  2. Usually this boiler plate code gets written after I have already spent an inordinate amount of time tyring and failing to automate it. The usable area in PHP seems remarkably small. That means it is going to take a bit more running into the edges before I completely accept that they are really that close.

Nicer phpDoc Comments

Some days it is the little things that make you happy. This is a story of how a little elisp1 made me happy today.

We use phpDocumentor to extract the documentation from our PHP code. It is a workable solution but the format is a bit hard to read in plain text. The examples on the phpDocumentor website are all syntax highlighted which makes them easy to read. Without the fancy syntax highlighting, however, it is quite difficult to detect where the meta-data ends and where the descriptions start. To see what I mean look at this example (copied from the phpDocumentor tutorial):

 * Example of unlimited parameters.
 * Returns a formatted var_dump for debugging purposes
 * @param string $s string to display
 * @param mixed $v variable to display with var_dump()
 * @param mixed $v,... unlimited number of additional variables to display with var_dump()
function fancy_debug($s,$v)

That does, in fact, document the method but, man, is it hard to read in plain unformated text. Even when you gussy it up with some pretty colors it is not really all that readable. I think some separator characters that where printable would have been a really useful addition to the format, say like a ’:’ between the meta-data and the description. However, you can make that block a lot easier to read just by inserting some newlines, which phpdoc handles well.

 * Example of unlimited parameters.
 * Returns a formatted var_dump for debugging purposes
 * @param string $s 
 *   string to display
 * @param mixed $v 
 *   variable to display with var_dump()
 * @param mixed $v,... 
 *   unlimited number of additional variables to display 
 *   with var_dump()
function fancy_debug($s,$v)

Much more readable. The problem is, I am an fill-paragraph addict. I type M-q about as often as I breath when I am writing text. fill-paragraph (M-q is the keyboard shortcut for fill-paragraph) is the Emacs function that will optimally layout a paragraph of text. It splits lines that are too long and merges lines that are too short, removes superfluous spaces, etc. The problem was that fill-paragraph thinks that the ”@param ...” bit is part of the same paragraph as the description so it (un)helpfully merges those two lines leaving the same jumble of text we started out with.

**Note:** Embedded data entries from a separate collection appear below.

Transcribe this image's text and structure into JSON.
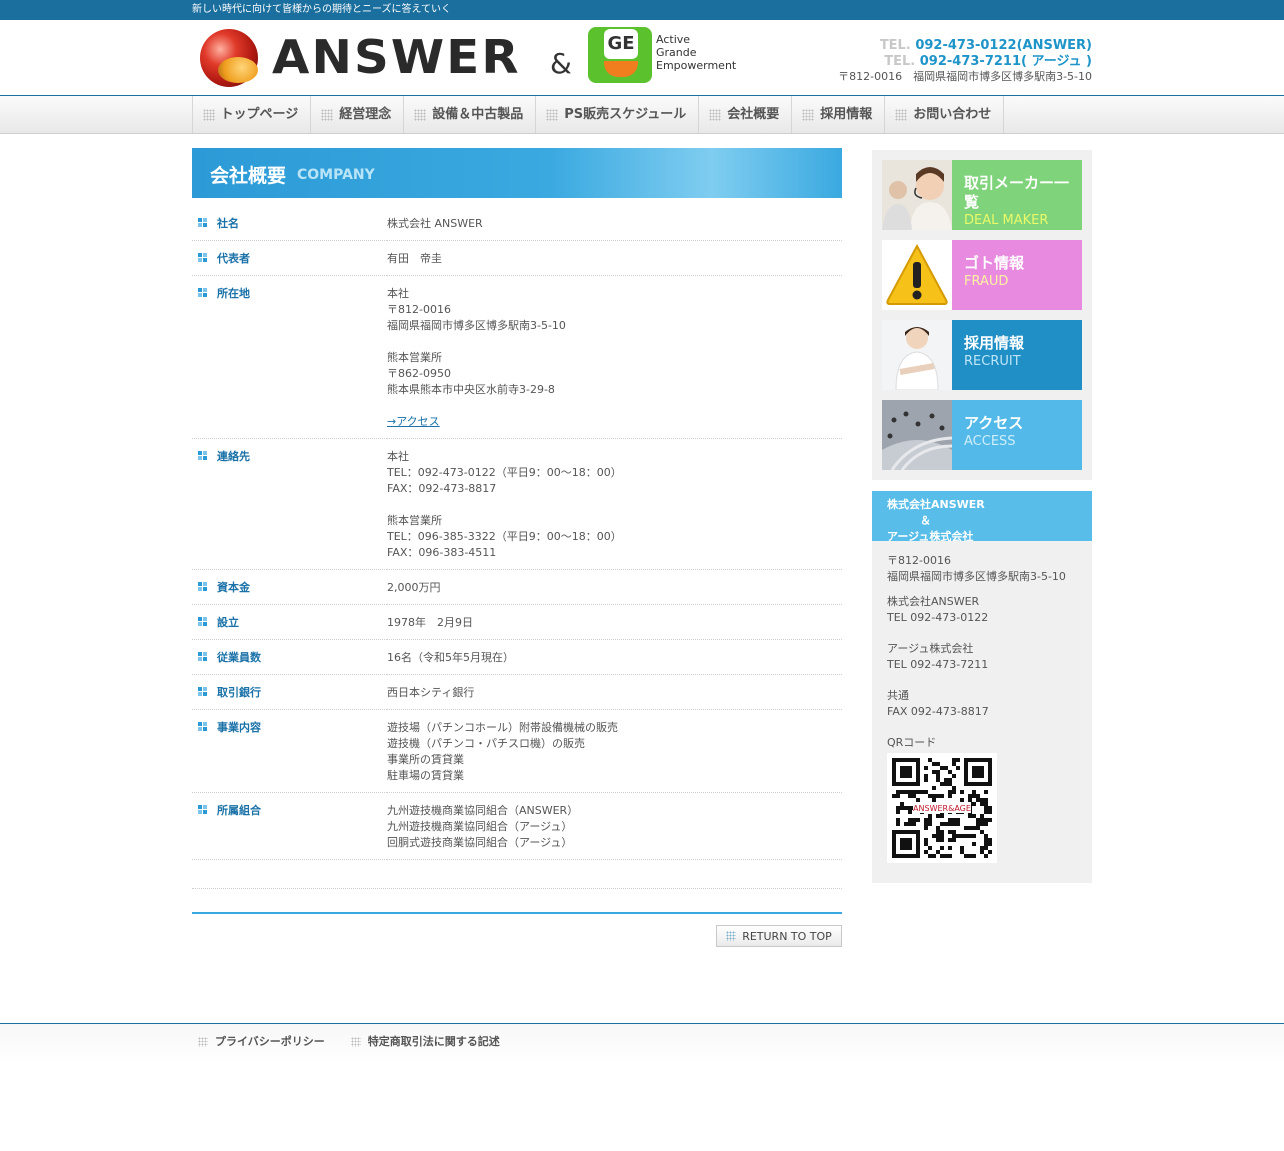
{
  "topbar": {
    "tagline": "新しい時代に向けて皆様からの期待とニーズに答えていく"
  },
  "header": {
    "logo_text": "ANSWER",
    "ampersand": "&",
    "ge_letters": "GE",
    "ge_words": [
      "Active",
      "Grande",
      "Empowerment"
    ],
    "tel_label": "TEL.",
    "tel1": "092-473-0122(ANSWER)",
    "tel2": "092-473-7211( アージュ )",
    "address": "〒812-0016　福岡県福岡市博多区博多駅南3-5-10"
  },
  "nav": [
    "トップページ",
    "経営理念",
    "設備＆中古製品",
    "PS販売スケジュール",
    "会社概要",
    "採用情報",
    "お問い合わせ"
  ],
  "page": {
    "title": "会社概要",
    "subtitle": "COMPANY"
  },
  "company_table": [
    {
      "label": "社名",
      "lines": [
        "株式会社 ANSWER"
      ]
    },
    {
      "label": "代表者",
      "lines": [
        "有田　帝圭"
      ]
    },
    {
      "label": "所在地",
      "lines": [
        "本社",
        "〒812-0016",
        "福岡県福岡市博多区博多駅南3-5-10",
        "",
        "熊本営業所",
        "〒862-0950",
        "熊本県熊本市中央区水前寺3-29-8",
        ""
      ],
      "link": "→アクセス"
    },
    {
      "label": "連絡先",
      "lines": [
        "本社",
        "TEL：092-473-0122（平日9：00〜18：00）",
        "FAX：092-473-8817",
        "",
        "熊本営業所",
        "TEL：096-385-3322（平日9：00〜18：00）",
        "FAX：096-383-4511"
      ]
    },
    {
      "label": "資本金",
      "lines": [
        "2,000万円"
      ]
    },
    {
      "label": "設立",
      "lines": [
        "1978年　2月9日"
      ]
    },
    {
      "label": "従業員数",
      "lines": [
        "16名（令和5年5月現在）"
      ]
    },
    {
      "label": "取引銀行",
      "lines": [
        "西日本シティ銀行"
      ]
    },
    {
      "label": "事業内容",
      "lines": [
        "遊技場（パチンコホール）附帯設備機械の販売",
        "遊技機（パチンコ・パチスロ機）の販売",
        "事業所の賃貸業",
        "駐車場の賃貸業"
      ]
    },
    {
      "label": "所属組合",
      "lines": [
        "九州遊技機商業協同組合（ANSWER）",
        "九州遊技機商業協同組合（アージュ）",
        "回胴式遊技商業協同組合（アージュ）"
      ]
    }
  ],
  "return_to_top": "RETURN TO TOP",
  "sidebar": {
    "banners": [
      {
        "jp": "取引メーカー一覧",
        "en": "DEAL MAKER",
        "bg": "#7fd37a",
        "en_color": "#e9f96a",
        "icon": "operator-photo"
      },
      {
        "jp": "ゴト情報",
        "en": "FRAUD",
        "bg": "#e88ae0",
        "en_color": "#fff2a0",
        "icon": "warning-icon"
      },
      {
        "jp": "採用情報",
        "en": "RECRUIT",
        "bg": "#1f8fc6",
        "en_color": "#bfe6f8",
        "icon": "businesswoman-photo"
      },
      {
        "jp": "アクセス",
        "en": "ACCESS",
        "bg": "#52b9e8",
        "en_color": "#cfeefb",
        "icon": "crowd-photo"
      }
    ],
    "company_box": {
      "head": [
        "株式会社ANSWER",
        "　　　＆",
        "アージュ株式会社"
      ],
      "body": [
        [
          "〒812-0016",
          "福岡県福岡市博多区博多駅南3-5-10"
        ],
        [
          "株式会社ANSWER",
          "TEL 092-473-0122"
        ],
        [
          "アージュ株式会社",
          "TEL 092-473-7211"
        ],
        [
          "共通",
          "FAX 092-473-8817"
        ],
        [
          "QRコード"
        ]
      ],
      "qr_label": "ANSWER&AGE"
    }
  },
  "footer": [
    "プライバシーポリシー",
    "特定商取引法に関する記述"
  ]
}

This has been bugging me for weeks, and today I fixed it. See, fill-paragraph detects the boundaries between paragraphs by using a couple regular expressions that you can configure. So I buckled down and created a paragraph boundary pattern that make Emacs correctly treat @param, or any other phpDocumentor tag that appears at the beginning of the line, as a paragraph separator line. Now fill-paragraph leaves the description on line following the meta-data where it belongs.

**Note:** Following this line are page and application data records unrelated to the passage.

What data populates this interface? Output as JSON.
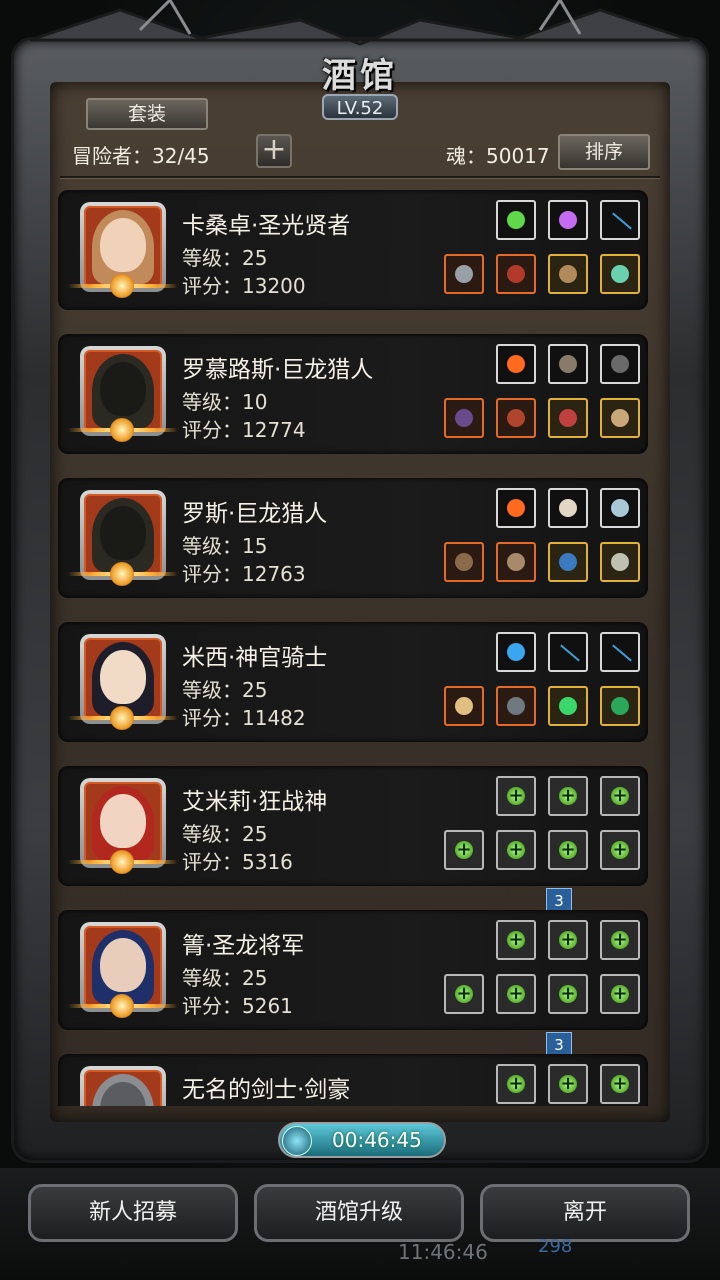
{
  "header": {
    "title": "酒馆",
    "level": "LV.52",
    "suit_button": "套装",
    "adventurers": "冒险者：32/45",
    "add_button": "+",
    "soul": "魂：50017",
    "sort_button": "排序"
  },
  "heroes": [
    {
      "name": "卡桑卓·圣光贤者",
      "level": "等级：25",
      "score": "评分：13200",
      "portrait": "priestess",
      "gear_top": [
        "green-flask",
        "purple-gem",
        "dark-slot"
      ],
      "gear_bottom": [
        "axe",
        "red-armor",
        "mask",
        "ring"
      ],
      "ribbon": ""
    },
    {
      "name": "罗慕路斯·巨龙猎人",
      "level": "等级：10",
      "score": "评分：12774",
      "portrait": "hooded",
      "gear_top": [
        "fire",
        "feather",
        "glove"
      ],
      "gear_bottom": [
        "crossbow",
        "armor",
        "amulet",
        "bracer"
      ],
      "ribbon": ""
    },
    {
      "name": "罗斯·巨龙猎人",
      "level": "等级：15",
      "score": "评分：12763",
      "portrait": "hooded",
      "gear_top": [
        "fire",
        "skull",
        "charm"
      ],
      "gear_bottom": [
        "rifle",
        "chest",
        "blue-armor",
        "belt"
      ],
      "ribbon": ""
    },
    {
      "name": "米西·神官骑士",
      "level": "等级：25",
      "score": "评分：11482",
      "portrait": "nun",
      "gear_top": [
        "orb",
        "dark-slot",
        "dark-slot"
      ],
      "gear_bottom": [
        "hammer",
        "helm",
        "green-jewel",
        "necklace"
      ],
      "ribbon": ""
    },
    {
      "name": "艾米莉·狂战神",
      "level": "等级：25",
      "score": "评分：5316",
      "portrait": "red-hair",
      "gear_top": [
        "plus",
        "plus",
        "plus"
      ],
      "gear_bottom": [
        "plus",
        "plus",
        "plus",
        "plus"
      ],
      "ribbon": "3"
    },
    {
      "name": "箐·圣龙将军",
      "level": "等级：25",
      "score": "评分：5261",
      "portrait": "blue-hair",
      "gear_top": [
        "plus",
        "plus",
        "plus"
      ],
      "gear_bottom": [
        "plus",
        "plus",
        "plus",
        "plus"
      ],
      "ribbon": "3"
    },
    {
      "name": "无名的剑士·剑豪",
      "level": "",
      "score": "",
      "portrait": "helmet",
      "gear_top": [
        "plus",
        "plus",
        "plus"
      ],
      "gear_bottom": [],
      "ribbon": ""
    }
  ],
  "footer": {
    "timer": "00:46:45",
    "recruit_button": "新人招募",
    "upgrade_button": "酒馆升级",
    "leave_button": "离开",
    "system_time": "11:46:46",
    "coins": "298"
  },
  "colors": {
    "panel": "#3a3229",
    "card": "#171717",
    "portrait_frame": "#a33a1c",
    "gold_border": "#e0b23a",
    "orange_border": "#e46a2a",
    "timer": "#3aa6b8"
  }
}
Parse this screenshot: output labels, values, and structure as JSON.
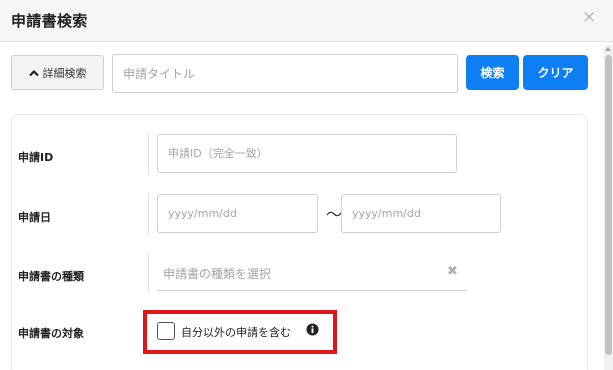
{
  "dialog": {
    "title": "申請書検索",
    "close_icon": "×"
  },
  "search_bar": {
    "advanced_label": "詳細検索",
    "title_placeholder": "申請タイトル",
    "title_value": "",
    "search_label": "検索",
    "clear_label": "クリア"
  },
  "form": {
    "id_label": "申請ID",
    "id_placeholder": "申請ID（完全一致）",
    "date_label": "申請日",
    "date_from_placeholder": "yyyy/mm/dd",
    "date_separator": "〜",
    "date_to_placeholder": "yyyy/mm/dd",
    "type_label": "申請書の種類",
    "type_placeholder": "申請書の種類を選択",
    "type_clear_icon": "✖",
    "target_label": "申請書の対象",
    "include_others_label": "自分以外の申請を含む",
    "include_others_checked": false
  },
  "colors": {
    "primary": "#0d7ff2",
    "highlight": "#e0151c",
    "header_bg": "#f6f6f6"
  },
  "icons": {
    "advanced": "chevron-up-icon",
    "close": "close-icon",
    "info": "info-circle-icon",
    "select_clear": "clear-icon"
  }
}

Here is the code2. You can just paste this into your .emacs file any place after (require 'php-mode) line. Now that I think about it, this same regexp pattern should work for Javadoc, and probably a lot of other document extraction tool formats. You would, of course, need to change the hook, though.

(defun php-doc-paragraph-boundaries () 
  (setq paragraph-separate "^[ \t]*\\(\\(/[/\\*]+\\)\\|\\(\\*+/\\)\\|\\(\\*?\\)\\|\\(\\*?[ \t]*@[[:alpha:]]+\\([ \t]+.*\\)?\\)\\)[ \t]*$")
  (setq paragraph-start (symbol-value 'paragraph-separate)))

(add-hook 'php-mode-user-hook 'php-doc-paragraph-boundaries)

Having M-q do the right thing in PHP documentation blocks makes me happy. Probably inordinately so. But like I said, sometimes it is the little things.

  1. elisp is the Lisp dialect in which GNU Emacs is written. It is also the language used to customize Emacs.

  2. I have to say that I despise the way Emacs handles regexen. The profusion of backslashes make regular expressions really hard to understand. And having some regexp operators require escaping and others not is really annoying. The only other issue I ran into is that the paragraph-start and paragraph-separator patterns must match the entire line. Just matching part of the line is not sufficient. The documentation on paragraphs in Emacs does not explicitly state that.